The great thing about getting the opportunity to do a retrospective about a legend in a particular industry is that so many people who are icons in their own right are willing to bring their own contributions to the mix. When it comes to B.B. King, the line of superstars who want to praise King forms to the left in The Life Of Riley.
King worked with Jon Brewer, who previously has done similar documentaries on Jimi Hendrix, Bad Company and Nat King Cole among others. With Morgan Freeman providing narration, the film looks as the life and key moments within King's professional career. The list of interview subjects for the film is a Who's Who: Bill Cosby, Eric Clapton, Bonnie Raitt, Ron Wood, Carlos Santana, Buddy Guy. Freeman even sits down for a couple of minutes to share thoughts on the man. But the film also interviews people who know King aside from sharing the stage with him, whether it is friends, an ex-wife, or even longtime friends who knew King growing up in Mississippi. King also speaks to the camera occasionally, discussing what his legacy may be, what people may think of him and anything else which may come to his mind over the course of the feature.
In The Life Of Reilly, we get to see how King achieved his crossover success in the 1960s and ‘70s, but also how it revived with more modern acts like U2 (and Bono is interviewed for that additional context). King's childhood growing up and dealing with the everyday hardships that virtually all African Americans dealt with in pre-World War II Mississippi is startling to watch and listen to in how casual is sounds.
For as good as Life of Riley is in the first act, there does seem to be a controlled distance and occasional lack of focus to the film that for me (going from memory, at least) was reminiscent of King's 1996 autobiography "Blues All Around Me." Yes, he went through a lot growing up, yes he has put in a ton of work to get where he has gotten. Yes, he has a weakness for women. And like the book, the subjects tend to randomly bounce. The introspection seems to be there for King, but how it is used needs some minor calibration. Life of Riley almost tends to want to spend more time showing some of King's more famous moments with politicians, musicians and the late Pope John Paul himself (admittedly a really cool moment) but does not do well in placing these moments into their proper appreciation most times.
There is a melancholy nature to Life of Riley for me in that the film was released in 2012 and to my cursory glances, there have not been many appearances from the King of Blues in the last year and a half. I would hope he is doing well if nothing else so if there is more to the book that is Riley King that we see it. The film gives us a starter and a decent entrée, though the latter needs some work. And if we get the dessert? Oh boy.

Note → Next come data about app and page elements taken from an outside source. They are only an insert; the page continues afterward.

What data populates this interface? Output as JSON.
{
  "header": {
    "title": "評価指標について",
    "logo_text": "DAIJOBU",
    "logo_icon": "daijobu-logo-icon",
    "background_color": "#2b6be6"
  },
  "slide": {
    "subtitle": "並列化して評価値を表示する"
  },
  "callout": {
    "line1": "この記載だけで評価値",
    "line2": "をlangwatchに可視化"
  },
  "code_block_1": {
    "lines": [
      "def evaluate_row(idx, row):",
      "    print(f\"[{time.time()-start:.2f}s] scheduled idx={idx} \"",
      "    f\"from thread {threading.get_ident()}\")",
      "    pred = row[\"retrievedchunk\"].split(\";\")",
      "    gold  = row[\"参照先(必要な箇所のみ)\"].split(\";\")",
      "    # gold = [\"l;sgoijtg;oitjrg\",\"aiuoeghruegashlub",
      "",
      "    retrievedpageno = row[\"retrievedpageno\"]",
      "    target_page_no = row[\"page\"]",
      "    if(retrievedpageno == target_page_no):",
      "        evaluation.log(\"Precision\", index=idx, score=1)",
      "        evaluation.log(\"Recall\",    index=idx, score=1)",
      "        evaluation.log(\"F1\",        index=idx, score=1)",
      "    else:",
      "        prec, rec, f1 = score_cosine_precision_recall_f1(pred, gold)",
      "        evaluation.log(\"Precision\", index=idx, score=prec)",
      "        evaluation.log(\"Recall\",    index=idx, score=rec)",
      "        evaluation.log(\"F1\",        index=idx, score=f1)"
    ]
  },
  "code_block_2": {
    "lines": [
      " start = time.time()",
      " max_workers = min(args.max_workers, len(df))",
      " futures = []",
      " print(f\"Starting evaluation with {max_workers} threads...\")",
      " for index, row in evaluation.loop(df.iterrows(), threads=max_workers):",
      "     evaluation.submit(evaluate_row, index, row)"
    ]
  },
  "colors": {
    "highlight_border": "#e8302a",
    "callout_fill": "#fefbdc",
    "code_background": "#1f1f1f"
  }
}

Life of Riley is presented in 1.78:1 anamorphic widescreen and looks fine generally. The film borrows a lot from King's private collection of still photos and vintage video that spans what appears to be six decades. The current film looks good and the older stuff (while deliberately ‘aged') also is in good shape. Little in the way of artifacts or image noise plagues the disc and considering the various things it is supposed to present, the disc does them all well.
It sounds as if the Dolby Digital 5.1 surround track is the same one found on the Blu-ray which if correct is a disappointment. The interview footage sounds slightly inconsistent and the music (which occurs often) does not include much of the rear channels and virtually none of the subwoofer to communicate a broad soundstage. It was a decent-sounding disc, but could have been so much more.
Two songs from his 2011 concert at the Royal Albert Hall are here (8:34), which you can either watch independently or if you wish, check out our review of the concert on Blu-ray. There are also additional interviews with Guy, Raitt, Wood, Santana and others (25:40) which help fill out a little more background on the man and his influence.
To be sure, The Life of Riley is a solid film for those unfamiliar with B.B. King and his exceptional life and career. But if you do know a facet or two of it, you are left feeling that the film does not hoe a lot of new ground, and takes whatever time that it wants to tell whatever story it wants. Technically the disc is fine though the audio was a bummer, and on the bonus material side of things is unmistakably disappointing. Worth checking out for peripheral fans of his work, though longer-term fans may not get too much out of it.